The richest person on the list is Jeff Bezos, with an estimated net worth of $114 billion and a philanthropy score of two.
If you click on a person’s name on the online version of the list, a box drops down with more details about the source of the person’s wealth. Bezos, for example, has two bullet points:
- “Jeff Bezos founded e-commerce colossus Amazon in 1994 out of his garage in Seattle. He remains CEO and owns a nearly 12% stake.
- He divorced his wife MacKenzie in July 2019 after 25 years of marriage and transferred one quarter of his Amazon stake to her.”
You can then click “See Full Profile” for a more in-depth description of each individual’s life and fortune.
The original Forbes 400 in 1982 was not explicitly ranked, used vague wording, and represented much less wealth
The original Forbes 400 published in 1982 looks quite different from today’s.
For one, the richest person on the Forbes 400 in 1982 wouldn’t even make the list today. The richest American in 1982 was Daniel Keith Ludwig with an estimated $2 billion net worth.

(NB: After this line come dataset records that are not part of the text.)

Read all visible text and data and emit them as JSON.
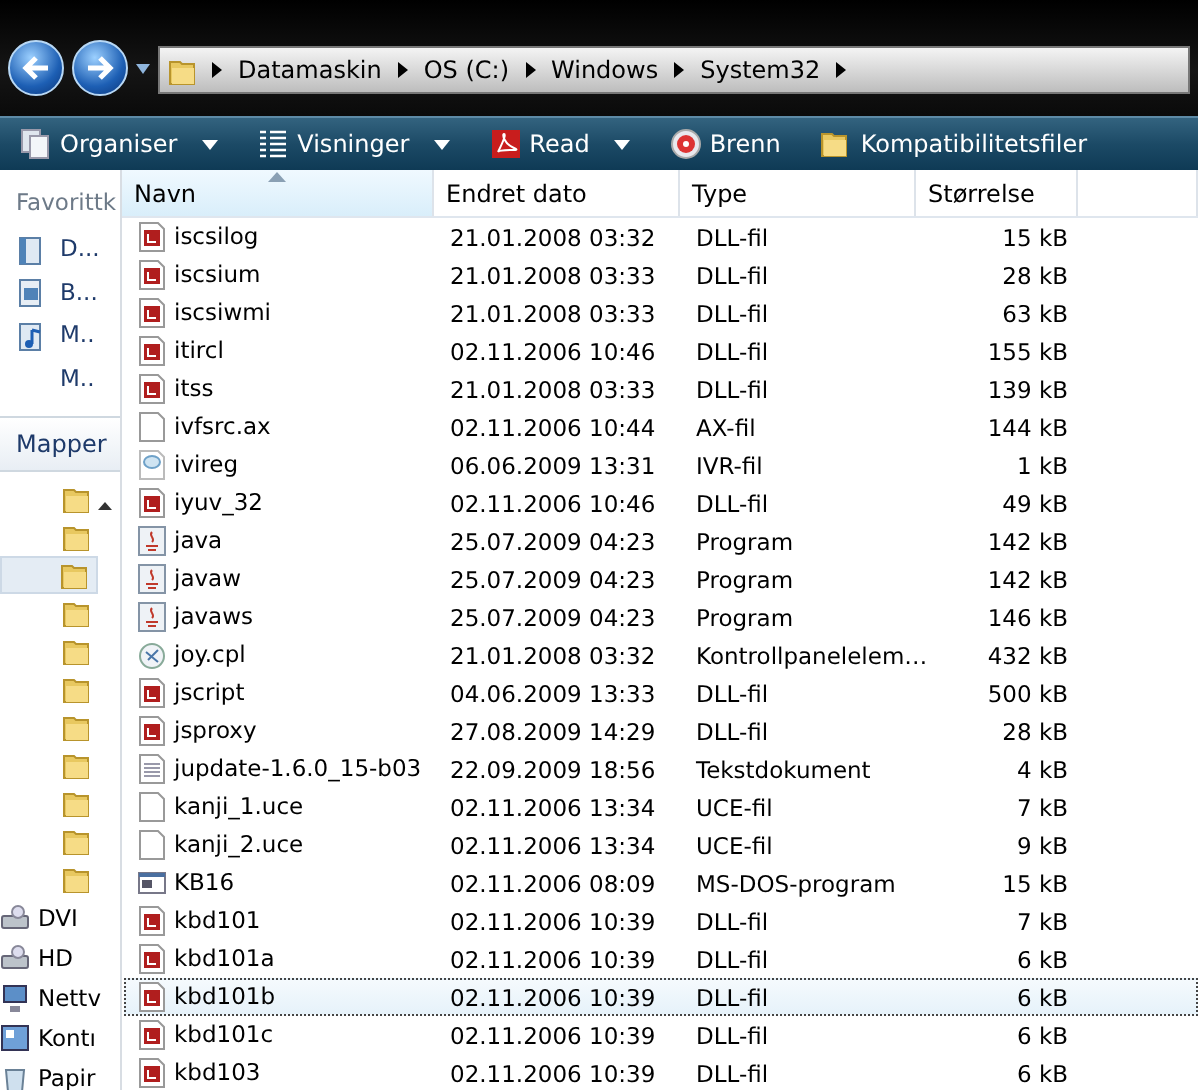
{
  "address_bar": {
    "crumbs": [
      "Datamaskin",
      "OS (C:)",
      "Windows",
      "System32"
    ]
  },
  "toolbar": [
    {
      "label": "Organiser",
      "kind": "organise",
      "dropdown": true
    },
    {
      "label": "Visninger",
      "kind": "views",
      "dropdown": true
    },
    {
      "label": "Read",
      "kind": "pdf",
      "dropdown": true
    },
    {
      "label": "Brenn",
      "kind": "burn",
      "dropdown": false
    },
    {
      "label": "Kompatibilitetsfiler",
      "kind": "folder",
      "dropdown": false
    }
  ],
  "navigation_pane": {
    "favorites_heading": "Favorittk",
    "favorites": [
      {
        "label": "D...",
        "kind": "docs"
      },
      {
        "label": "B...",
        "kind": "pics"
      },
      {
        "label": "M..",
        "kind": "music"
      },
      {
        "label": "M..",
        "kind": "none"
      }
    ],
    "folders_heading": "Mapper",
    "folders": [
      {
        "selected": false
      },
      {
        "selected": false
      },
      {
        "selected": true
      },
      {
        "selected": false
      },
      {
        "selected": false
      },
      {
        "selected": false
      },
      {
        "selected": false
      },
      {
        "selected": false
      },
      {
        "selected": false
      },
      {
        "selected": false
      },
      {
        "selected": false
      }
    ],
    "locations": [
      {
        "label": "DVI",
        "kind": "drive"
      },
      {
        "label": "HD",
        "kind": "drive"
      },
      {
        "label": "Nettv",
        "kind": "network"
      },
      {
        "label": "Kontı",
        "kind": "control"
      },
      {
        "label": "Papir",
        "kind": "bin"
      }
    ]
  },
  "table": {
    "columns": [
      {
        "label": "Navn",
        "sorted": true
      },
      {
        "label": "Endret dato",
        "sorted": false
      },
      {
        "label": "Type",
        "sorted": false
      },
      {
        "label": "Størrelse",
        "sorted": false
      }
    ],
    "rows": [
      {
        "kind": "dll",
        "name": "iscsilog",
        "date": "21.01.2008 03:32",
        "type": "DLL-fil",
        "size": "15 kB",
        "selected": false
      },
      {
        "kind": "dll",
        "name": "iscsium",
        "date": "21.01.2008 03:33",
        "type": "DLL-fil",
        "size": "28 kB",
        "selected": false
      },
      {
        "kind": "dll",
        "name": "iscsiwmi",
        "date": "21.01.2008 03:33",
        "type": "DLL-fil",
        "size": "63 kB",
        "selected": false
      },
      {
        "kind": "dll",
        "name": "itircl",
        "date": "02.11.2006 10:46",
        "type": "DLL-fil",
        "size": "155 kB",
        "selected": false
      },
      {
        "kind": "dll",
        "name": "itss",
        "date": "21.01.2008 03:33",
        "type": "DLL-fil",
        "size": "139 kB",
        "selected": false
      },
      {
        "kind": "blank",
        "name": "ivfsrc.ax",
        "date": "02.11.2006 10:44",
        "type": "AX-fil",
        "size": "144 kB",
        "selected": false
      },
      {
        "kind": "ivr",
        "name": "ivireg",
        "date": "06.06.2009 13:31",
        "type": "IVR-fil",
        "size": "1 kB",
        "selected": false
      },
      {
        "kind": "dll",
        "name": "iyuv_32",
        "date": "02.11.2006 10:46",
        "type": "DLL-fil",
        "size": "49 kB",
        "selected": false
      },
      {
        "kind": "java",
        "name": "java",
        "date": "25.07.2009 04:23",
        "type": "Program",
        "size": "142 kB",
        "selected": false
      },
      {
        "kind": "java",
        "name": "javaw",
        "date": "25.07.2009 04:23",
        "type": "Program",
        "size": "142 kB",
        "selected": false
      },
      {
        "kind": "java",
        "name": "javaws",
        "date": "25.07.2009 04:23",
        "type": "Program",
        "size": "146 kB",
        "selected": false
      },
      {
        "kind": "cpl",
        "name": "joy.cpl",
        "date": "21.01.2008 03:32",
        "type": "Kontrollpanelelem…",
        "size": "432 kB",
        "selected": false
      },
      {
        "kind": "dll",
        "name": "jscript",
        "date": "04.06.2009 13:33",
        "type": "DLL-fil",
        "size": "500 kB",
        "selected": false
      },
      {
        "kind": "dll",
        "name": "jsproxy",
        "date": "27.08.2009 14:29",
        "type": "DLL-fil",
        "size": "28 kB",
        "selected": false
      },
      {
        "kind": "text",
        "name": "jupdate-1.6.0_15-b03",
        "date": "22.09.2009 18:56",
        "type": "Tekstdokument",
        "size": "4 kB",
        "selected": false
      },
      {
        "kind": "blank",
        "name": "kanji_1.uce",
        "date": "02.11.2006 13:34",
        "type": "UCE-fil",
        "size": "7 kB",
        "selected": false
      },
      {
        "kind": "blank",
        "name": "kanji_2.uce",
        "date": "02.11.2006 13:34",
        "type": "UCE-fil",
        "size": "9 kB",
        "selected": false
      },
      {
        "kind": "dos",
        "name": "KB16",
        "date": "02.11.2006 08:09",
        "type": "MS-DOS-program",
        "size": "15 kB",
        "selected": false
      },
      {
        "kind": "dll",
        "name": "kbd101",
        "date": "02.11.2006 10:39",
        "type": "DLL-fil",
        "size": "7 kB",
        "selected": false
      },
      {
        "kind": "dll",
        "name": "kbd101a",
        "date": "02.11.2006 10:39",
        "type": "DLL-fil",
        "size": "6 kB",
        "selected": false
      },
      {
        "kind": "dll",
        "name": "kbd101b",
        "date": "02.11.2006 10:39",
        "type": "DLL-fil",
        "size": "6 kB",
        "selected": true
      },
      {
        "kind": "dll",
        "name": "kbd101c",
        "date": "02.11.2006 10:39",
        "type": "DLL-fil",
        "size": "6 kB",
        "selected": false
      },
      {
        "kind": "dll",
        "name": "kbd103",
        "date": "02.11.2006 10:39",
        "type": "DLL-fil",
        "size": "6 kB",
        "selected": false
      }
    ]
  }
}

In 2019, the minimum net worth to make the list was $2.1 billion.
Similar to today’s bullet points, each individual got a short blurb noting their age, location, source of wealth, and in some cases, tidbits such as “in continual pain 50 years from back injury” and “principal hobby: sailing.”
But in stark contrast to today’s list, the richest Americans’ fortunes in 1982 were described using vague wording like “probably exceeds $1 billion” and “above $2 billion.” In 2019, those numbers are much more precise – e.g. Bezos is worth $114 billion and Gates is worth $106 billion – although they are still estimates.
And unlike the 2019 list with its clear, numbered ranking, the 1982 richest Americans weren’t numerically ranked.
“They were still ordered by net worth, there just wasn’t a numbered ranking explicit on the pages,” Christina Vega, Forbes’ director of communications, told Business Insider. “They were also further divided into various sections, like ‘$1 billion and up,’ ‘$500 million and up.'”
Vega told Business Insider that while the Forbes 400 methodology has evolved and improved over the years, “net worth numbers are all still estimates.”
While the Forbes 400 lists have evolved since 1982, two names have consistently appeared on the rich list since the very beginning: Philip Anschutz and William Herbert Hunt.
In 1982, Anschutz was ranked the seventh-richest American with an estimated net worth of “over $1 billion,” made in industries including oil, railroads, telecom, real estate, and entertainment. Hunt was ranked the 10th-richest with a net worth “in excess of $1 billion,” derived from the oil industry.